There are several other sources we'd like to direct you to for in-depth information about marijuana prohibition, its history, its effects, and its future. The first is NORML, The National Organization for the Reform of Marijuana Laws. Since their founding in 1970, NORML has been the premiere advocate for rational pot policies. The link below will take you to their report on the 60-year prohibition on pot.
There are several common misconceptions about marijuana, and the Drug Policy Alliancehas put together a page addressing 10 of the most common ones. Questions include "Does marijuana use have long term cognitive effects?", "Is marijuana a gateway drug?", and "Does marijuana impair driving the way alcohol does?"
What will be the effects of the new law in Oregon?
The new law has already had some effects as Portland prosecutors begin reviewing their marijuana possession cases. This Oregonian article goes into much greater detail. TheMarijuana Policy Project has a point-by-point analysis of the Measure 91, but here are some of the high points...
- Removes penalties for adults 21 and older who possess, use, and grow a limited amount of marijuana.
- Possession is limited to 8 oz of pot and growing 4 pot plants total for the household. Other limits apply to public possession and gifting.
- The law creates four types of marijuana businesses- Producers, Processors, Wholesalers, and Retailers.
- Possession and home cultivation become legal on July 1, 2015. The OLCC will begin accepting applications for marijuana businesses on January 4, 2016.
- The OLCC will oversee the marijuana industry
- Marijuana flowers will be taxed at $35/oz,, leaves at $10/oz., and plants at $5 each, all adjusted for inflation.
- Taxes go to the Common School Fund, Mental Health Alcoholism and Drug Services, the State Police, and to cities and counties for local law enforcement.
What's the future of marijuana legalization?
People around the country are grappling with balancing the harms from drugs with the harms from legalizing them. As the harms becomes clearer, the traditional balance is changing and it's beginning to tilt toward legalization. According to Politics Cheat Sheet, we are "on the precipice of more states preparing for coming marijuana legalization initiatives, either derived from state legislators or from citizens themselves through the ballots". They say Massachusetts, California, Missouri, Hawaii, Maine, Nevada, and Arizona may go green as soon as 2016.

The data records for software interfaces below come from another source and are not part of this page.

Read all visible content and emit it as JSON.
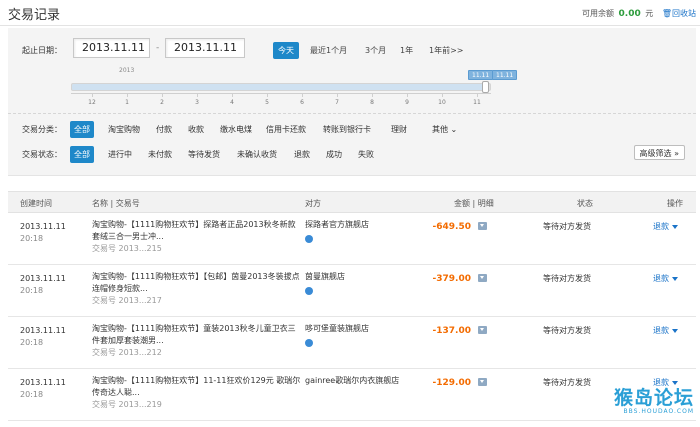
{
  "header": {
    "title": "交易记录",
    "balance_label": "可用余额",
    "balance_value": "0.00",
    "balance_unit": "元",
    "recycle": "回收站"
  },
  "filters": {
    "date_label": "起止日期：",
    "start_date": "2013.11.11",
    "end_date": "2013.11.11",
    "quick": [
      "今天",
      "最近1个月",
      "3个月",
      "1年",
      "1年前>>"
    ],
    "timeline": {
      "year_mark": "2013",
      "ticks": [
        "12",
        "1",
        "2",
        "3",
        "4",
        "5",
        "6",
        "7",
        "8",
        "9",
        "10",
        "11"
      ],
      "tip_left": "11.11",
      "tip_right": "11.11",
      "selected_fraction": 0.99
    },
    "category_label": "交易分类：",
    "categories": [
      "全部",
      "淘宝购物",
      "付款",
      "收款",
      "缴水电煤",
      "信用卡还款",
      "转账到银行卡",
      "理财",
      "其他"
    ],
    "status_label": "交易状态：",
    "statuses": [
      "全部",
      "进行中",
      "未付款",
      "等待发货",
      "未确认收货",
      "退款",
      "成功",
      "失败"
    ],
    "advanced": "高级筛选"
  },
  "table": {
    "headers": {
      "created": "创建时间",
      "name": "名称 | 交易号",
      "party": "对方",
      "amount": "金额 | 明细",
      "status": "状态",
      "action": "操作"
    },
    "rows": [
      {
        "date": "2013.11.11",
        "time": "20:18",
        "name": "淘宝购物-【1111购物狂欢节】探路者正品2013秋冬新款套绒三合一男士冲...",
        "trade_no": "交易号 2013...215",
        "party": "探路者官方旗舰店",
        "amount": "-649.50",
        "status": "等待对方发货",
        "action": "退款"
      },
      {
        "date": "2013.11.11",
        "time": "20:18",
        "name": "淘宝购物-【1111购物狂欢节】【包邮】茵曼2013冬装拔点连帽修身短款...",
        "trade_no": "交易号 2013...217",
        "party": "茵曼旗舰店",
        "amount": "-379.00",
        "status": "等待对方发货",
        "action": "退款"
      },
      {
        "date": "2013.11.11",
        "time": "20:18",
        "name": "淘宝购物-【1111购物狂欢节】童装2013秋冬儿童卫衣三件套加厚套装潮男...",
        "trade_no": "交易号 2013...212",
        "party": "哆可堡童装旗舰店",
        "amount": "-137.00",
        "status": "等待对方发货",
        "action": "退款"
      },
      {
        "date": "2013.11.11",
        "time": "20:18",
        "name": "淘宝购物-【1111购物狂欢节】11-11狂欢价129元 歌瑞尔传奇达人聪...",
        "trade_no": "交易号 2013...219",
        "party": "gainree歌瑞尔内衣旗舰店",
        "amount": "-129.00",
        "status": "等待对方发货",
        "action": "退款"
      }
    ]
  },
  "watermark": {
    "big": "猴岛论坛",
    "small": "BBS.HOUDAO.COM"
  },
  "colors": {
    "accent": "#1e88c9",
    "amount": "#f36b00",
    "balance": "#2c9c3c",
    "link": "#1a73c8"
  }
}
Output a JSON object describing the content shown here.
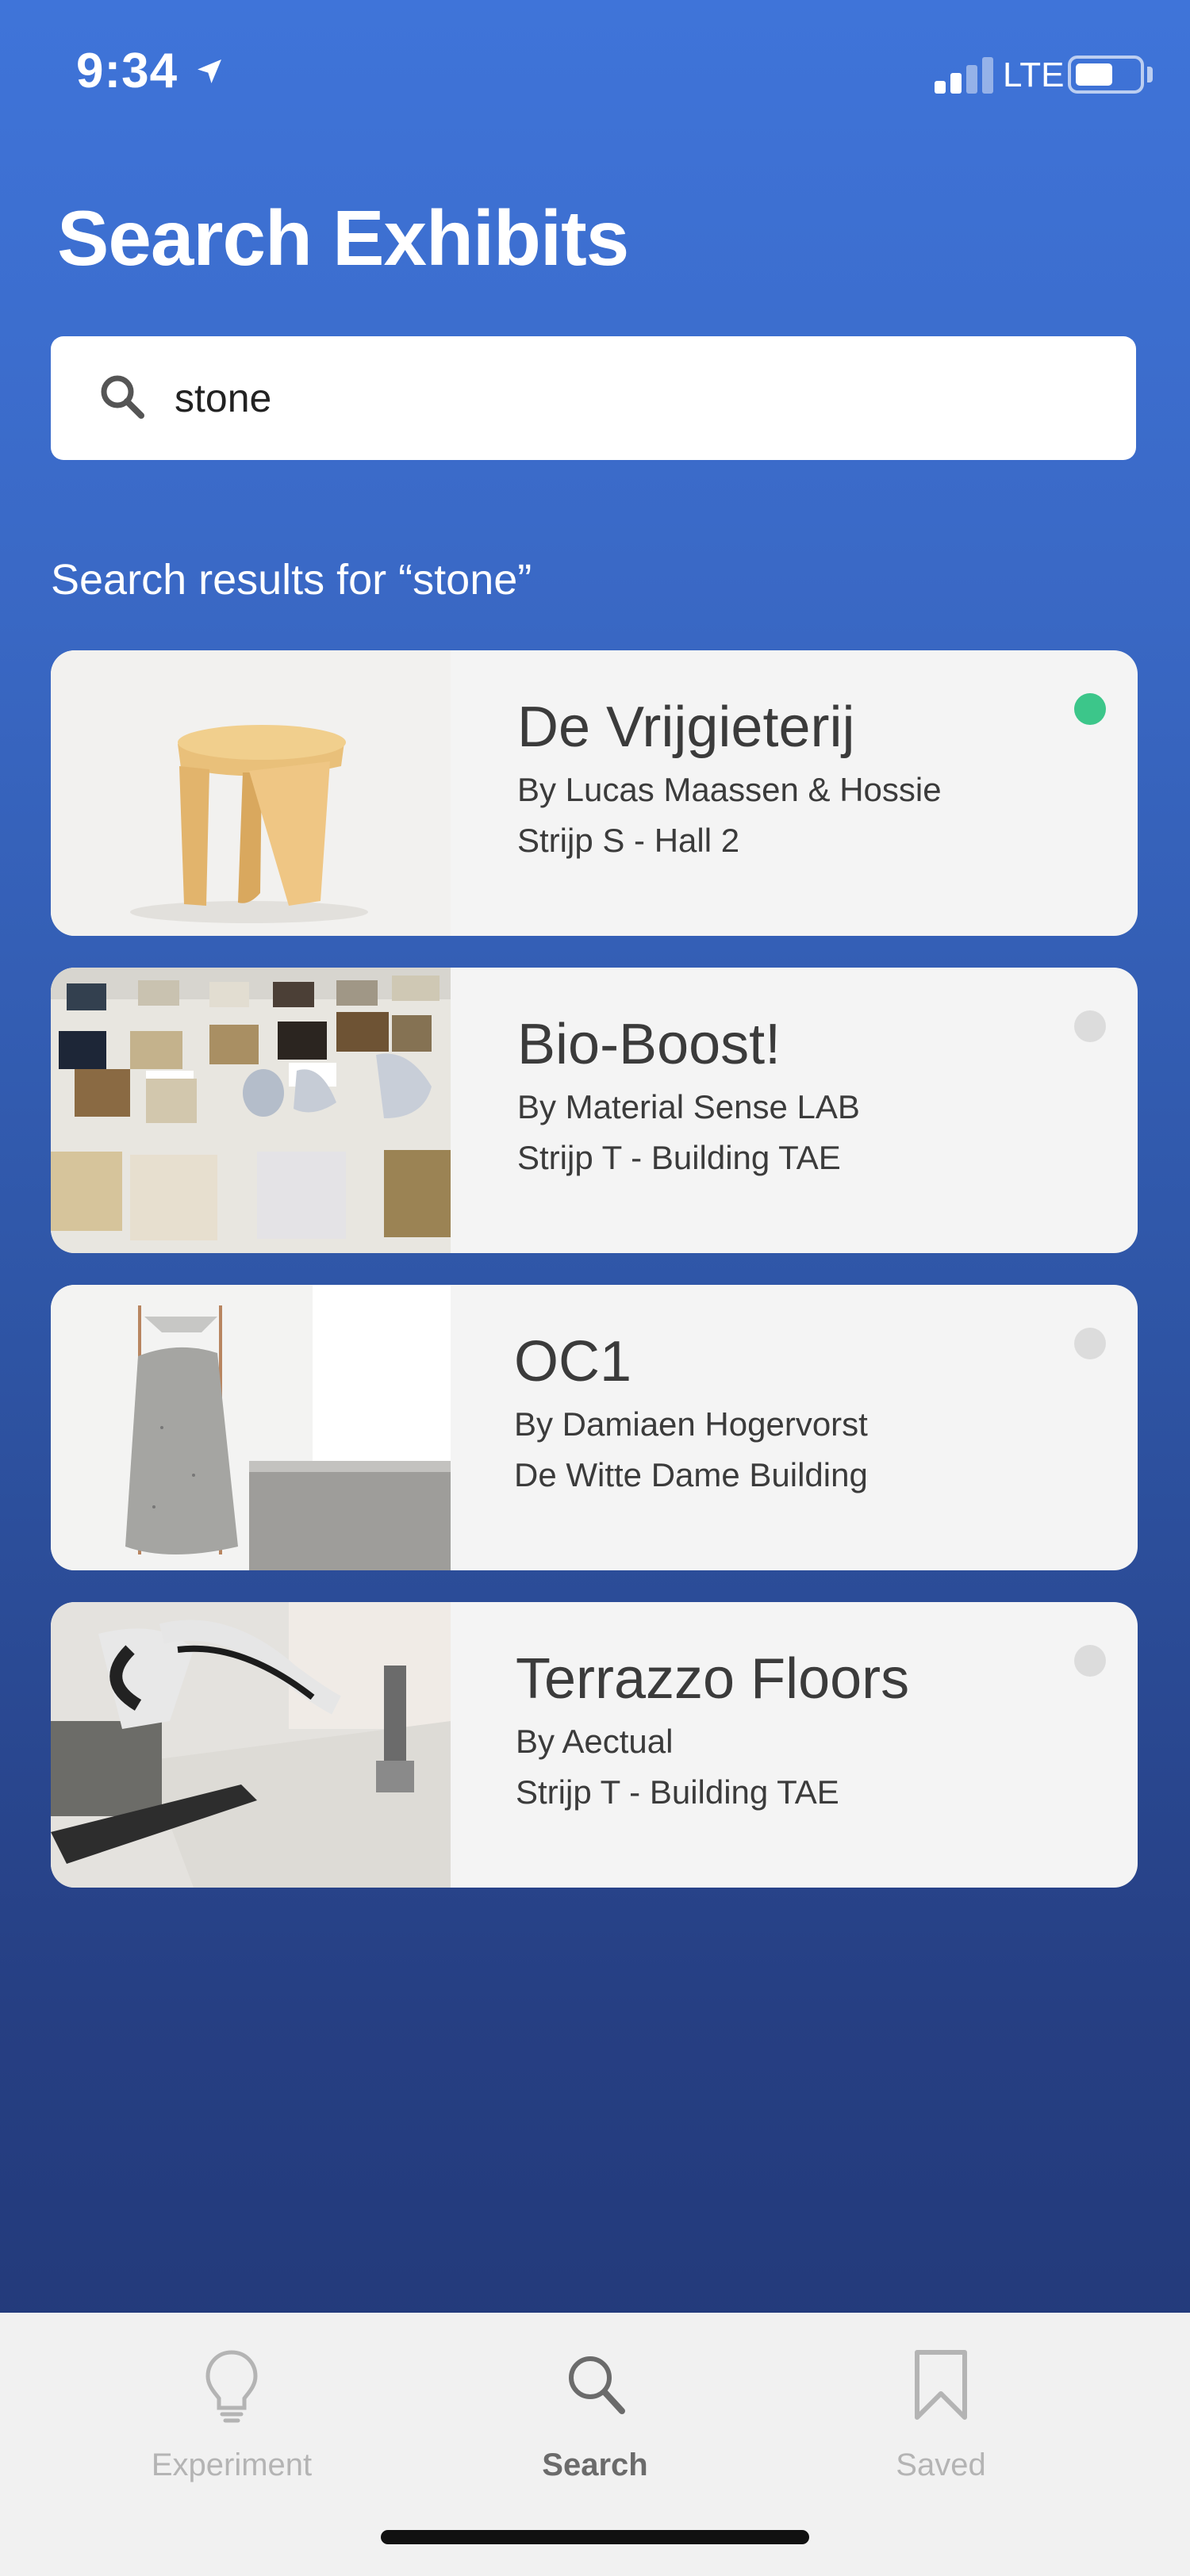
{
  "status_bar": {
    "time": "9:34",
    "network": "LTE",
    "signal_bars": 2,
    "battery_level": 0.55
  },
  "header": {
    "title": "Search Exhibits"
  },
  "search": {
    "value": "stone",
    "icon": "search-icon"
  },
  "results": {
    "heading": "Search results for “stone”",
    "items": [
      {
        "title": "De Vrijgieterij",
        "author": "By Lucas Maassen & Hossie",
        "location": "Strijp S - Hall 2",
        "status": "active"
      },
      {
        "title": "Bio-Boost!",
        "author": "By Material Sense LAB",
        "location": "Strijp T - Building TAE",
        "status": "inactive"
      },
      {
        "title": "OC1",
        "author": "By Damiaen Hogervorst",
        "location": "De Witte Dame Building",
        "status": "inactive"
      },
      {
        "title": "Terrazzo Floors",
        "author": "By Aectual",
        "location": "Strijp T - Building TAE",
        "status": "inactive"
      }
    ]
  },
  "tab_bar": {
    "tabs": [
      {
        "label": "Experiment",
        "icon": "lightbulb-icon",
        "active": false
      },
      {
        "label": "Search",
        "icon": "search-icon",
        "active": true
      },
      {
        "label": "Saved",
        "icon": "bookmark-icon",
        "active": false
      }
    ]
  },
  "colors": {
    "background_top": "#3f74d9",
    "background_bottom": "#213775",
    "status_active": "#3cc68a",
    "status_inactive": "#dcdcdc",
    "card_background": "#f4f4f4"
  }
}
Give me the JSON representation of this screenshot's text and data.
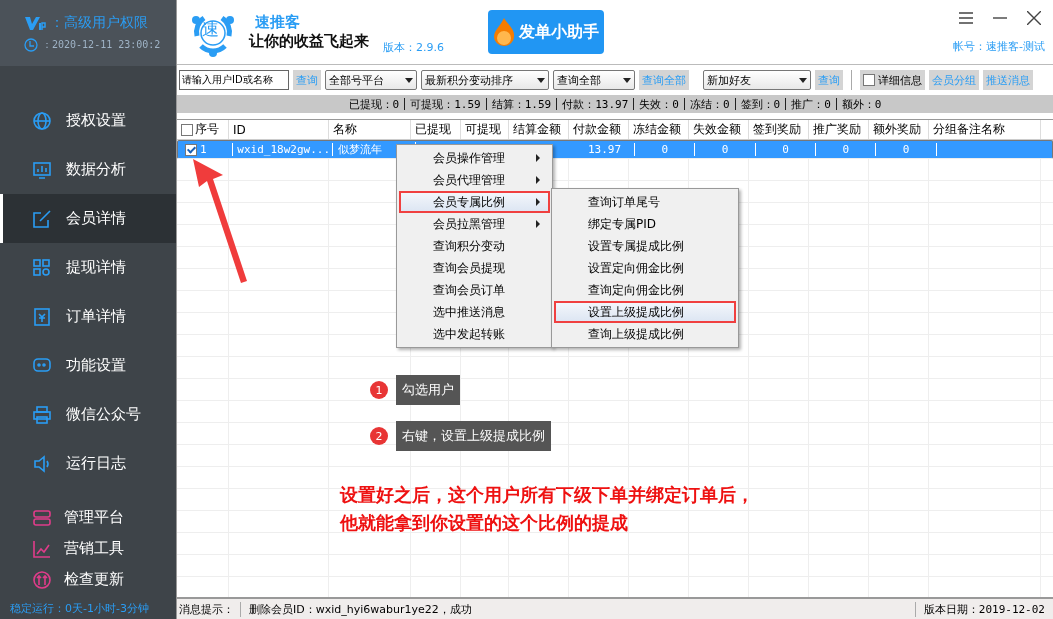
{
  "sidebar": {
    "vip_label": "：高级用户权限",
    "expiry": "：2020-12-11 23:00:2",
    "items": [
      {
        "label": "授权设置",
        "selected": false
      },
      {
        "label": "数据分析",
        "selected": false
      },
      {
        "label": "会员详情",
        "selected": true
      },
      {
        "label": "提现详情",
        "selected": false
      },
      {
        "label": "订单详情",
        "selected": false
      },
      {
        "label": "功能设置",
        "selected": false
      },
      {
        "label": "微信公众号",
        "selected": false
      },
      {
        "label": "运行日志",
        "selected": false
      }
    ],
    "tools": [
      {
        "label": "管理平台"
      },
      {
        "label": "营销工具"
      },
      {
        "label": "检查更新"
      }
    ],
    "uptime": "稳定运行：0天-1小时-3分钟"
  },
  "header": {
    "app_name": "速推客",
    "logo_char": "速",
    "slogan": "让你的收益飞起来",
    "version": "版本：2.9.6",
    "banner": "发单小助手",
    "account": "帐号：速推客-测试"
  },
  "toolbar": {
    "search_value": "请输入用户ID或名称",
    "search_button": "查询",
    "platform": "全部号平台",
    "sort": "最新积分变动排序",
    "filter": "查询全部",
    "query_all": "查询全部",
    "friend": "新加好友",
    "query": "查询",
    "detail": {
      "label": "详细信息",
      "checked": false
    },
    "group": "会员分组",
    "push": "推送消息"
  },
  "summary": [
    "已提现：0",
    "可提现：1.59",
    "结算：1.59",
    "付款：13.97",
    "失效：0",
    "冻结：0",
    "签到：0",
    "推广：0",
    "额外：0"
  ],
  "table": {
    "select_all_checked": false,
    "columns": [
      "序号",
      "ID",
      "名称",
      "已提现",
      "可提现",
      "结算金额",
      "付款金额",
      "冻结金额",
      "失效金额",
      "签到奖励",
      "推广奖励",
      "额外奖励",
      "分组备注名称"
    ],
    "rows": [
      {
        "selected": true,
        "checked": true,
        "cells": [
          "1",
          "wxid_18w2gw...",
          "似梦流年",
          null,
          null,
          null,
          "13.97",
          "0",
          "0",
          "0",
          "0",
          "0",
          ""
        ]
      }
    ]
  },
  "context_menu": [
    {
      "label": "会员操作管理",
      "submenu": true,
      "highlighted": false
    },
    {
      "label": "会员代理管理",
      "submenu": true,
      "highlighted": false
    },
    {
      "label": "会员专属比例",
      "submenu": true,
      "highlighted": true
    },
    {
      "label": "会员拉黑管理",
      "submenu": true,
      "highlighted": false
    },
    {
      "label": "查询积分变动",
      "submenu": false,
      "highlighted": false
    },
    {
      "label": "查询会员提现",
      "submenu": false,
      "highlighted": false
    },
    {
      "label": "查询会员订单",
      "submenu": false,
      "highlighted": false
    },
    {
      "label": "选中推送消息",
      "submenu": false,
      "highlighted": false
    },
    {
      "label": "选中发起转账",
      "submenu": false,
      "highlighted": false
    }
  ],
  "submenu": [
    {
      "label": "查询订单尾号",
      "highlighted": false
    },
    {
      "label": "绑定专属PID",
      "highlighted": false
    },
    {
      "label": "设置专属提成比例",
      "highlighted": false
    },
    {
      "label": "设置定向佣金比例",
      "highlighted": false
    },
    {
      "label": "查询定向佣金比例",
      "highlighted": false
    },
    {
      "label": "设置上级提成比例",
      "highlighted": true
    },
    {
      "label": "查询上级提成比例",
      "highlighted": false
    }
  ],
  "annotations": {
    "steps": [
      {
        "number": "1",
        "text": "勾选用户"
      },
      {
        "number": "2",
        "text": "右键，设置上级提成比例"
      }
    ],
    "note": [
      "设置好之后，这个用户所有下级下单并绑定订单后，",
      "他就能拿到你设置的这个比例的提成"
    ]
  },
  "status_bar": {
    "label": "消息提示：",
    "message": "删除会员ID：wxid_hyi6wabur1ye22，成功",
    "version_date": "版本日期：2019-12-02"
  }
}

Of course, rational drug policy (or any rational policy) isn't as simple as legalize or don't. Frontline, as part of its marijuana coverage, featured a judge-led "attempt at a rational discussion of the so-called 'war on drugs'".
"A group of experts with varying political perspectives (law enforcement, treatment practitioners, elected officials, policy analysts, laboratory and clinical researchers) recently proposed 'a third way' to end the drug problem and avoid the current polarization. They hope to spark a rethinking of the country's approach to drug policy. They are proposing not legalization and not a 'war on drugs.' Rather, 5 policies based on science and evaluated by their results rather than their symbolic value. Here is an outline of their fourteen principles for practical drug policies. The group was organized by the Drug Policy Project of the Federation of American Scientists."